Determine how many lines in the records that follow hold the string "Scribd". Only that number should be returned.

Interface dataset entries
· · ·
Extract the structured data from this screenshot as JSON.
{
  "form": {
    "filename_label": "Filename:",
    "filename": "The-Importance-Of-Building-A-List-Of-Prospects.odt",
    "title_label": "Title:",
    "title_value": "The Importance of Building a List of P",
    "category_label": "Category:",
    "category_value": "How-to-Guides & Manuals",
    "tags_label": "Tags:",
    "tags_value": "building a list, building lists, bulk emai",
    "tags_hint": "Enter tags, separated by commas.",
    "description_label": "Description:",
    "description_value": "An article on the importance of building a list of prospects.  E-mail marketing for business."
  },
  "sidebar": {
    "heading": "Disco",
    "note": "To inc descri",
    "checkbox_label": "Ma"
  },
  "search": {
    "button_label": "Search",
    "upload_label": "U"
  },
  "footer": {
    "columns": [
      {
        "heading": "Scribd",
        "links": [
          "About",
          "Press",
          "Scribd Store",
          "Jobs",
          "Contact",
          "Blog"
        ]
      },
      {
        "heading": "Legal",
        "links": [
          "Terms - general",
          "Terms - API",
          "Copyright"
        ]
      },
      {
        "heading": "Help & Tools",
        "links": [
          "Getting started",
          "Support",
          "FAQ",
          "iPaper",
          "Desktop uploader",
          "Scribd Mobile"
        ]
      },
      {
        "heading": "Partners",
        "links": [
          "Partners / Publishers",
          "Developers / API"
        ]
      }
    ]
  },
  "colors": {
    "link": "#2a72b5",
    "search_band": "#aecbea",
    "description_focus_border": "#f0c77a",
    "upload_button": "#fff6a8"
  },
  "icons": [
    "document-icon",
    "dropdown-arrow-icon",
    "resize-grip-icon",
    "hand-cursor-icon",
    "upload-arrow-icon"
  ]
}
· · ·
§ **Exercise solution**:
3